Arizona and several other states have adopted anti-deficiency statutes which protect residential homeowners from lawsuits after foreclosure of their residence even if the amount owed to the lender is greater than the value of the home.
With the decline of home values over the past several years, the protections afforded homeowners under Arizona’s anti-deficiency statute are of increasing importance. The anti-deficiency statute applies to residences consisting of 2.5 acres or less used for a single family or dual-family dwelling.
The protection extends to the money borrowed from the lender which was used to purchase the property. In Arizona, most home loans are secured by deeds of trust rather than a mortgage. Lenders generally prefer deeds of trust better because they can foreclose on the home without starting a foreclosure lawsuit in court and the homeowner also loses redemption rights after the sale which is not the case for mortgages.
The lender can take back the property and make no other claims against the homeowner even if the value of the home is less than the amount owed to the lender.

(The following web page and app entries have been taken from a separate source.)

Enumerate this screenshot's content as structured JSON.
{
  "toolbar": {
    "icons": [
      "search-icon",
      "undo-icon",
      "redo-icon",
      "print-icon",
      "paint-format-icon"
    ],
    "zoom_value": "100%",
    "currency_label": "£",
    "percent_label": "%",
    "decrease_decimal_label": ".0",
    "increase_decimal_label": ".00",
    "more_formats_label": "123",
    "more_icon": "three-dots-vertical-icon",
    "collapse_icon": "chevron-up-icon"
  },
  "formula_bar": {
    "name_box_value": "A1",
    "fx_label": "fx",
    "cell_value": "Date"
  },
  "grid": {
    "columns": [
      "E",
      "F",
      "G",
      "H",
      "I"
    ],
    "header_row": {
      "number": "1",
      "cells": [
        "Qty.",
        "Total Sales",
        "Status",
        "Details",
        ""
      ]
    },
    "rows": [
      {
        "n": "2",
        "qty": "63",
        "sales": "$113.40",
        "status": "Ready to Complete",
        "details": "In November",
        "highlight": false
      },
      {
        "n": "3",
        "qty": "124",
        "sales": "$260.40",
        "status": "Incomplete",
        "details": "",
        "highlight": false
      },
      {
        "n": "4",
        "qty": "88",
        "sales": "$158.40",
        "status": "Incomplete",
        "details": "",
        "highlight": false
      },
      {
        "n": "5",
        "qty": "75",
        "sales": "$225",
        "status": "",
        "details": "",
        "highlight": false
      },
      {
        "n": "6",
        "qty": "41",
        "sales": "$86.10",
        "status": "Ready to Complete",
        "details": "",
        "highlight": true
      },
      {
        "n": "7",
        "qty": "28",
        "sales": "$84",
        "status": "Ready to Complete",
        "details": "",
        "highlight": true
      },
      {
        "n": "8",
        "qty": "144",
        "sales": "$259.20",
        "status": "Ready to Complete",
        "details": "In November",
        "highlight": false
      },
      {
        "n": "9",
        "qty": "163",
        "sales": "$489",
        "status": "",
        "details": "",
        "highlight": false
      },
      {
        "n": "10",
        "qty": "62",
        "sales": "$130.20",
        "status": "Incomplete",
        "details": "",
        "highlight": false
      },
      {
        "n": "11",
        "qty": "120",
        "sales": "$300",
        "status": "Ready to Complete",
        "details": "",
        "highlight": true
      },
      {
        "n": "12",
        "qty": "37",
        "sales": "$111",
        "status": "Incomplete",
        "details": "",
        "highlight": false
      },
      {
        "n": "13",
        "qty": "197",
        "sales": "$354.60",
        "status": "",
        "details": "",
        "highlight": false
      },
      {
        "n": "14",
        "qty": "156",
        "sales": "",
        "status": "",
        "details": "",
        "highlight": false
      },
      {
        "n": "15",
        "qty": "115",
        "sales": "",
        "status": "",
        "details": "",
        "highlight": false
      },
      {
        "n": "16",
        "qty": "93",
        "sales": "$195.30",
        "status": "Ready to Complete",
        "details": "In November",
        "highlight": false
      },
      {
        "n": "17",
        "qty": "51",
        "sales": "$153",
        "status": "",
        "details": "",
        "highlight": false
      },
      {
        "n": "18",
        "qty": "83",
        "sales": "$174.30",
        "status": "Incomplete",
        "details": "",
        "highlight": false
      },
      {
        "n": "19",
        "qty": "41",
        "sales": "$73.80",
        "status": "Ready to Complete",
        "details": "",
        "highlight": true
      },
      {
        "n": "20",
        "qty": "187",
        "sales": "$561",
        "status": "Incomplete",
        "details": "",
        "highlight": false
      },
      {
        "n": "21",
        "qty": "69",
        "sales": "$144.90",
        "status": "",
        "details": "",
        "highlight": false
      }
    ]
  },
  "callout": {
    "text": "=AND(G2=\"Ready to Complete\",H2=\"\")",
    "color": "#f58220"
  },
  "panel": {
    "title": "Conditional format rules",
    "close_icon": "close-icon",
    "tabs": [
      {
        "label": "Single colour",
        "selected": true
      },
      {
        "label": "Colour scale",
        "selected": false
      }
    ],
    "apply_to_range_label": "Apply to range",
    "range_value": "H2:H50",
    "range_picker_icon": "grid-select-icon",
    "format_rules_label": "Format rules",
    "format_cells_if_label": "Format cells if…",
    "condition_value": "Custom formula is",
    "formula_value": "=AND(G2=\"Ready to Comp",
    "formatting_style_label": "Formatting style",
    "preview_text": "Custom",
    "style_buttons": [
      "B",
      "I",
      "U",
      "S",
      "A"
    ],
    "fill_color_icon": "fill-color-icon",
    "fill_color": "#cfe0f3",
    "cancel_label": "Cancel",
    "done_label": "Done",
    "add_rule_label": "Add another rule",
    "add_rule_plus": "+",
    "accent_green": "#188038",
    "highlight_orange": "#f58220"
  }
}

Ariz. Rev. Stat. Ann. § 33-729(A) for purchase money mortgages and Ariz. Rev. Stat. Ann. § 33-814(G) for Deeds of Trust.
After a foreclosure, the homeowner does not escape altogether. There are consequences to the homeowner in the form of an adverse credit hit. Depending on other obligations which the homeowner has incurred and other credit problems, the homeowner will have their credit rating reduced about 150 points after the foreclosure sale. It will take about two years to rehabilitate that credit.

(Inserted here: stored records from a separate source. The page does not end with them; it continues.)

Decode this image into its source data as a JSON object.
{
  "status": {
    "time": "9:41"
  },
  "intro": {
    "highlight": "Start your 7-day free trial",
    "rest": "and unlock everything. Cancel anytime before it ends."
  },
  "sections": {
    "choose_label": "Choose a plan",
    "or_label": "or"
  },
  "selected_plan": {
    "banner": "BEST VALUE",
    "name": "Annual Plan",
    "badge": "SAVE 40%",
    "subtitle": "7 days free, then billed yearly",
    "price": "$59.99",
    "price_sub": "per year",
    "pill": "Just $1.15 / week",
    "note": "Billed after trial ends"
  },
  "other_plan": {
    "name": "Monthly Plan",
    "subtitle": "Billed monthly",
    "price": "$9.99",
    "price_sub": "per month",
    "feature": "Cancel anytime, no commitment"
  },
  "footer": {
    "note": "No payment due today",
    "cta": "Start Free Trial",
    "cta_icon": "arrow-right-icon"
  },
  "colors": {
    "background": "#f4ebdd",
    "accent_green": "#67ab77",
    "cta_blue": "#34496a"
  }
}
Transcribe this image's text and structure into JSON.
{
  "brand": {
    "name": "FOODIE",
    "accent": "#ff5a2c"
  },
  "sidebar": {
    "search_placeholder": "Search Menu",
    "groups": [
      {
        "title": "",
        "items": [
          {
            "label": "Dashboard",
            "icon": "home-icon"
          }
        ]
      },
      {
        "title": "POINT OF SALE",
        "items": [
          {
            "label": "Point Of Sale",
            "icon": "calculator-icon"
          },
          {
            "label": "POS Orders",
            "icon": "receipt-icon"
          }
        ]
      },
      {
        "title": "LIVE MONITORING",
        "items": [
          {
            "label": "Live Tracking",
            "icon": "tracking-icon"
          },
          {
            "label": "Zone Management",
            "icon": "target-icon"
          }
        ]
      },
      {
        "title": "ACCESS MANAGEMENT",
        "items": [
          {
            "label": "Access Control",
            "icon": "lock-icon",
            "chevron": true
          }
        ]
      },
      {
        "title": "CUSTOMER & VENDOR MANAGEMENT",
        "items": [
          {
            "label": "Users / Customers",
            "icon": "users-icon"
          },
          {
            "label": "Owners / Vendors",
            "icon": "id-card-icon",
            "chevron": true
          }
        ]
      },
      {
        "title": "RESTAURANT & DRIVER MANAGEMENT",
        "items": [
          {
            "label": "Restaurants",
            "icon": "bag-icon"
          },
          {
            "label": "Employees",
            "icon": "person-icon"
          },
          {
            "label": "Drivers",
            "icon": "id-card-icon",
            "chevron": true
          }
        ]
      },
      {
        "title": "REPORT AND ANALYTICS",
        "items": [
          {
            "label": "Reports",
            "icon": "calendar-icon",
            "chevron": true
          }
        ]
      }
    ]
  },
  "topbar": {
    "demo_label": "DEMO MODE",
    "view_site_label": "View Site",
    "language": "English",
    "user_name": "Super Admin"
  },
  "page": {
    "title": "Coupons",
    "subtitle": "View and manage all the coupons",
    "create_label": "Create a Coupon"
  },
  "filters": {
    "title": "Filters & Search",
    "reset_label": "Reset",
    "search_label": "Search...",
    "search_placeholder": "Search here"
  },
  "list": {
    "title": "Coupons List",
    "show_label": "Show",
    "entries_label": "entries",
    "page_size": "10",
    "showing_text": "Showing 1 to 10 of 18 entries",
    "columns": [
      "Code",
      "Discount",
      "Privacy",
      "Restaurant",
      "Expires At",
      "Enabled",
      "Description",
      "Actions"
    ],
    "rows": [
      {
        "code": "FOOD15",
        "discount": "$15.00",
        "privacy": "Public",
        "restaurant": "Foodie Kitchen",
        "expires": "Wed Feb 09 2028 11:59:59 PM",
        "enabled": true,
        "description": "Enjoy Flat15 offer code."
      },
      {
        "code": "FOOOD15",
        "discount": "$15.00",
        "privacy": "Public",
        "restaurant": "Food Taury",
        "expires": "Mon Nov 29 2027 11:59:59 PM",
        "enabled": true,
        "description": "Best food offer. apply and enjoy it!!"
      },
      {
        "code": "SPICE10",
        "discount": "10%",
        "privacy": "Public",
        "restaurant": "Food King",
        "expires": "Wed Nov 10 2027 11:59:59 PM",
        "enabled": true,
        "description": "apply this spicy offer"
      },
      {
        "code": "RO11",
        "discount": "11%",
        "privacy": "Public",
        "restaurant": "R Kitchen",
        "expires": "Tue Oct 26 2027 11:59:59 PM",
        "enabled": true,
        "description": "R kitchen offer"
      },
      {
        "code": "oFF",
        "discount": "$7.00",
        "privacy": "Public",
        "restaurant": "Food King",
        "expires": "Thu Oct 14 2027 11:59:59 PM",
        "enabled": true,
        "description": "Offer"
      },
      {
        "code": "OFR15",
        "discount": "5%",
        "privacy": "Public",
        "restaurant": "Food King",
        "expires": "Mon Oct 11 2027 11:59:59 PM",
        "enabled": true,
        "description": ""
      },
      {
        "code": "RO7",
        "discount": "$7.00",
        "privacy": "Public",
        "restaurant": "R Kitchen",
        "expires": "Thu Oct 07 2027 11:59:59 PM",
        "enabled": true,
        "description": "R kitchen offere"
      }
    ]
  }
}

Purchasing another home will have to await several years due to federal rules, regulations and other internal bank regulations. The practical alternative is renting a home or condominium unit.
Lat J. Celmins